(1.) The chairs of theology and philosophy (during the scholastic ages) were the oracular seats from which the doctrines of Aristotle were expounded as the rationale of theological and moral truth. "There cannot be a body of rules without a rationale, and this rationale constitutes the science. There were poets before there were rules of poetical composition; but before Aristotle, or Horace, or Boileau, or Pope could write their arts of poetry and criticism, they had considered the reasons on which their precepts rested, they had conceived in their own minds a theory of the art. In like manner, there were navigators before there was an art of navigation; but before the art of navigation could teach the methods of finding the ship's place by observations of the heavenly bodies, the science of astronomy must have explained the system of the world." Anthony Sparrow, bishop of Exeter. is the author of a work entitled A Rationale upon the Book of Common Prayer.
(2.) A peculiar form of the bishop's pallium (pectorale, λογύον), appropriated by the bishops of Rome to themselves from the time in which they began to assume the title of pontifices maximi and the dignity of the high-priests of the Old Testament. It was sometimes sent by the Roman pontiffs to other bishops as a mark of distinction and favor. It was in the form of a trefoil, quatrefoil, or oblong square, like the piece of stuff worn by the Aaronic high-priest. It appears in England on bishop Gifford's monument at Worcester in 1301. It was worn, perhaps for the last time on record, at Rheims. The pope has a formal, and cardinals and Italian bishops wear superb brooches to clasp their copes. The Greek περιστέθιον, worn by patriarchs and metropolitans over the chasuble, is an oblong plate of gold or silver, jewelled.
(3.) The word rationale is also the name of a treatise explaining the meaning, and justifying the continuance, of that ceremonial which it was thought fit to retain in the Church of England in the year 1541. The members of the committee to whom this subject was intrusted were warmly attached to the splendor of the Roman ritual, and, of course, made few alterations.
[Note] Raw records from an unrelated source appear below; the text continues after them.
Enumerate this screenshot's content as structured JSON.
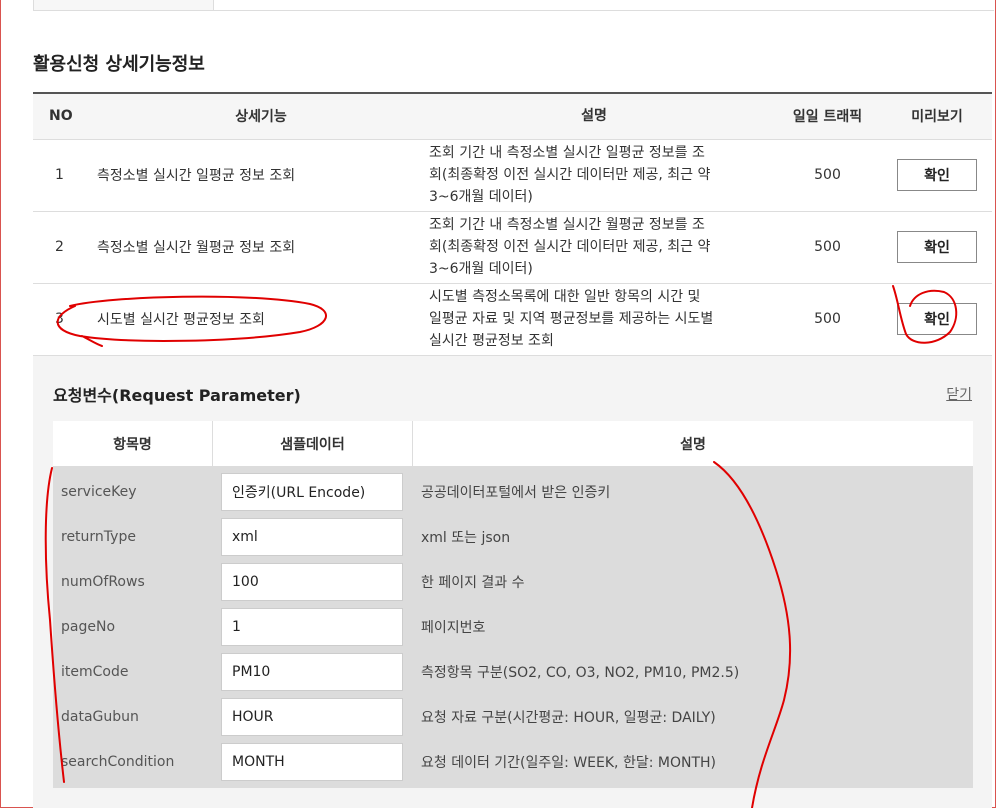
{
  "section_title": "활용신청 상세기능정보",
  "detail_table": {
    "headers": [
      "NO",
      "상세기능",
      "설명",
      "일일 트래픽",
      "미리보기"
    ],
    "rows": [
      {
        "no": "1",
        "func": "측정소별 실시간 일평균 정보 조회",
        "desc": [
          "조회 기간 내 측정소별 실시간 일평균 정보를 조",
          "회(최종확정 이전 실시간 데이터만 제공, 최근 약",
          "3~6개월 데이터)"
        ],
        "traffic": "500",
        "button": "확인"
      },
      {
        "no": "2",
        "func": "측정소별 실시간 월평균 정보 조회",
        "desc": [
          "조회 기간 내 측정소별 실시간 월평균 정보를 조",
          "회(최종확정 이전 실시간 데이터만 제공, 최근 약",
          "3~6개월 데이터)"
        ],
        "traffic": "500",
        "button": "확인"
      },
      {
        "no": "3",
        "func": "시도별 실시간 평균정보 조회",
        "desc": [
          "시도별 측정소목록에 대한 일반 항목의 시간 및",
          "일평균 자료 및 지역 평균정보를 제공하는 시도별",
          "실시간 평균정보 조회"
        ],
        "traffic": "500",
        "button": "확인"
      }
    ]
  },
  "param_panel": {
    "title": "요청변수(Request Parameter)",
    "close_label": "닫기",
    "headers": [
      "항목명",
      "샘플데이터",
      "설명"
    ],
    "rows": [
      {
        "name": "serviceKey",
        "sample": "인증키(URL Encode)",
        "desc": "공공데이터포털에서 받은 인증키"
      },
      {
        "name": "returnType",
        "sample": "xml",
        "desc": "xml 또는 json"
      },
      {
        "name": "numOfRows",
        "sample": "100",
        "desc": "한 페이지 결과 수"
      },
      {
        "name": "pageNo",
        "sample": "1",
        "desc": "페이지번호"
      },
      {
        "name": "itemCode",
        "sample": "PM10",
        "desc": "측정항목 구분(SO2, CO, O3, NO2, PM10, PM2.5)"
      },
      {
        "name": "dataGubun",
        "sample": "HOUR",
        "desc": "요청 자료 구분(시간평균: HOUR, 일평균: DAILY)"
      },
      {
        "name": "searchCondition",
        "sample": "MONTH",
        "desc": "요청 데이터 기간(일주일: WEEK, 한달: MONTH)"
      }
    ]
  },
  "annotation_color": "#e00000"
}
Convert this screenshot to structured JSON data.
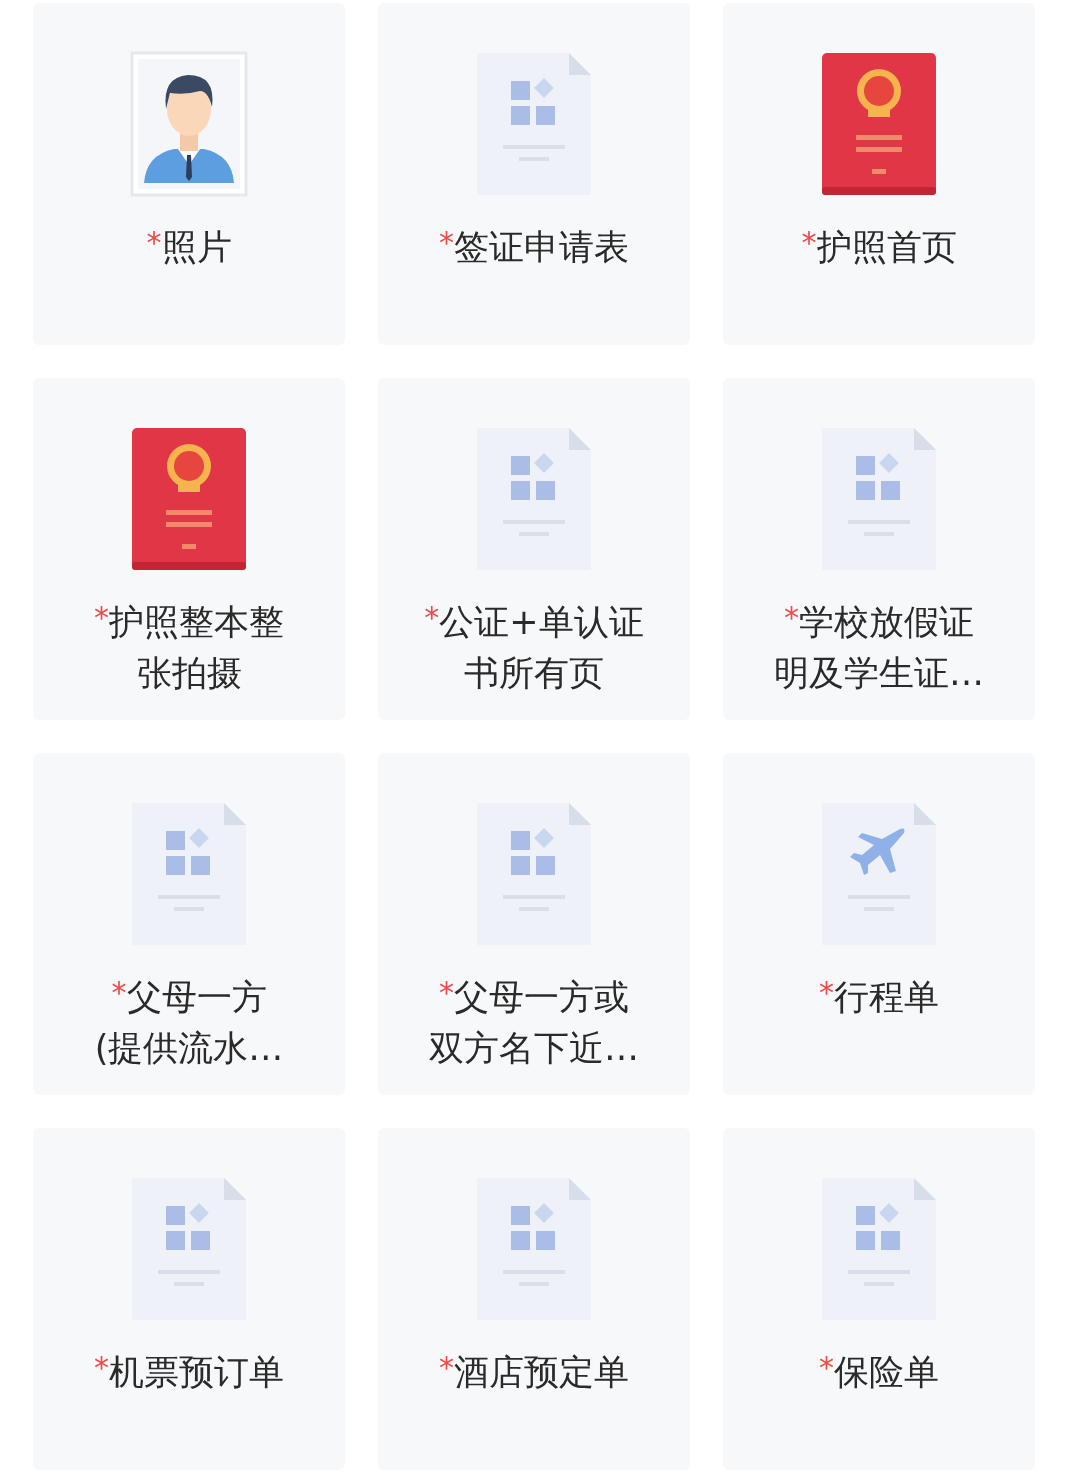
{
  "cards": [
    {
      "kind": "photo",
      "mark": "*",
      "lines": [
        "照片"
      ]
    },
    {
      "kind": "document",
      "mark": "*",
      "lines": [
        "签证申请表"
      ]
    },
    {
      "kind": "passport",
      "mark": "*",
      "lines": [
        "护照首页"
      ]
    },
    {
      "kind": "passport",
      "mark": "*",
      "lines": [
        "护照整本整",
        "张拍摄"
      ]
    },
    {
      "kind": "document",
      "mark": "*",
      "lines": [
        "公证+单认证",
        "书所有页"
      ]
    },
    {
      "kind": "document",
      "mark": "*",
      "lines": [
        "学校放假证",
        "明及学生证…"
      ]
    },
    {
      "kind": "document",
      "mark": "*",
      "lines": [
        "父母一方",
        "(提供流水…"
      ]
    },
    {
      "kind": "document",
      "mark": "*",
      "lines": [
        "父母一方或",
        "双方名下近…"
      ]
    },
    {
      "kind": "plane",
      "mark": "*",
      "lines": [
        "行程单"
      ]
    },
    {
      "kind": "document",
      "mark": "*",
      "lines": [
        "机票预订单"
      ]
    },
    {
      "kind": "document",
      "mark": "*",
      "lines": [
        "酒店预定单"
      ]
    },
    {
      "kind": "document",
      "mark": "*",
      "lines": [
        "保险单"
      ]
    }
  ]
}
The collects in which prayers were offered for the pope, and the offices for Thomas a Becket and some other saints, were omitted; but so slight were the changes introduced that in many churches the missal and breviary already in use were retained. The Rationale Divinorum Officiorum of Durand, bishop of Mende, written in the latter part of the 13th century, gives the "reasons" of the forms and ceremonies of Romish worship. See Collier, Eccles. Hist. v, 106; Burnet, Hist. of the Ref. 1, 63; Riddle, Christian Antiq. (see Index).